▶ **TRY IT**:
The word to find is "foreign". State how many lines below contain it, giving only the number.

[DATASET Boundary: Start]

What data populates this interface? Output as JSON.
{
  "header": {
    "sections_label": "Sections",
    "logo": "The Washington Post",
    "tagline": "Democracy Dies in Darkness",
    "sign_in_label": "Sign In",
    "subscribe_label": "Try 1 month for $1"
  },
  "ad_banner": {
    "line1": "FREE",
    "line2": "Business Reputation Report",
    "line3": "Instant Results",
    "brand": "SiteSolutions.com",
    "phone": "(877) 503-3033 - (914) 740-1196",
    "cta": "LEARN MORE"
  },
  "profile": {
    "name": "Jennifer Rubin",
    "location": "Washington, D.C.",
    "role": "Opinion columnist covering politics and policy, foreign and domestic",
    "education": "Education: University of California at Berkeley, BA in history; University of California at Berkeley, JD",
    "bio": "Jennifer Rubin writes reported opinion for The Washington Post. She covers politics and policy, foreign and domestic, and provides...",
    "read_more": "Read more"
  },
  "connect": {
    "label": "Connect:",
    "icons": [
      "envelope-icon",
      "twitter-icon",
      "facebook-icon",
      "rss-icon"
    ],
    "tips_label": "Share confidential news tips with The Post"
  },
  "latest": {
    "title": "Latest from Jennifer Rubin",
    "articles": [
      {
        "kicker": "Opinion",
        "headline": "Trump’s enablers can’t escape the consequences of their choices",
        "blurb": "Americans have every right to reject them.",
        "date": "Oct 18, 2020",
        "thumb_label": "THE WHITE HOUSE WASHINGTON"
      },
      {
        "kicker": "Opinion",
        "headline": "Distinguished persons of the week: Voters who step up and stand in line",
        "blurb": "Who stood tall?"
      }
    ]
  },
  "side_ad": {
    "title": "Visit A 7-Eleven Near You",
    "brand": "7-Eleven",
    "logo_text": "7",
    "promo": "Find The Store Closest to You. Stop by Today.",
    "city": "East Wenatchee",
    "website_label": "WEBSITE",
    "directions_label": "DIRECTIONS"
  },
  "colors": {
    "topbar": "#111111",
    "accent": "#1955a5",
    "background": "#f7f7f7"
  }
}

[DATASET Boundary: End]
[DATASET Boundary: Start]

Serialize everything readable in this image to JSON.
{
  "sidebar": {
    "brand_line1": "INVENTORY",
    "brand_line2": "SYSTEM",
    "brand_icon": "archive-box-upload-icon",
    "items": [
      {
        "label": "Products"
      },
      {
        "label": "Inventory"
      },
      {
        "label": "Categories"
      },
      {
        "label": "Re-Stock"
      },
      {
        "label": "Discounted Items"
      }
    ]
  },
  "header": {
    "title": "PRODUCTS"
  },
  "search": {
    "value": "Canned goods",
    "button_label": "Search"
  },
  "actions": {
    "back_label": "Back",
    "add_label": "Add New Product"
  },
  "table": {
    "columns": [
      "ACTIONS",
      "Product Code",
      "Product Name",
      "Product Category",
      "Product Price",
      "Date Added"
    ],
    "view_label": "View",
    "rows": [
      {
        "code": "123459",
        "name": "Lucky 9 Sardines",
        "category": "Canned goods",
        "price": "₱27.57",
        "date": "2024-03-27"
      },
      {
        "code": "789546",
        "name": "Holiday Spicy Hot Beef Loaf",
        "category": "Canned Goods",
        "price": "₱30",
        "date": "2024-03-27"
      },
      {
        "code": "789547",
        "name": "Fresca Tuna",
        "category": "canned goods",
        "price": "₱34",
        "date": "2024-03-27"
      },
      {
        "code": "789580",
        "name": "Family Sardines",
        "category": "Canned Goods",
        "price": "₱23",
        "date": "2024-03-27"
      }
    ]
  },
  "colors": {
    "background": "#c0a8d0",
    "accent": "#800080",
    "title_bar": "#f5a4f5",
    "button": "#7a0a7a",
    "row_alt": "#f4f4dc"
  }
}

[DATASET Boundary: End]

▶ **SOLUTION BELOW**:
2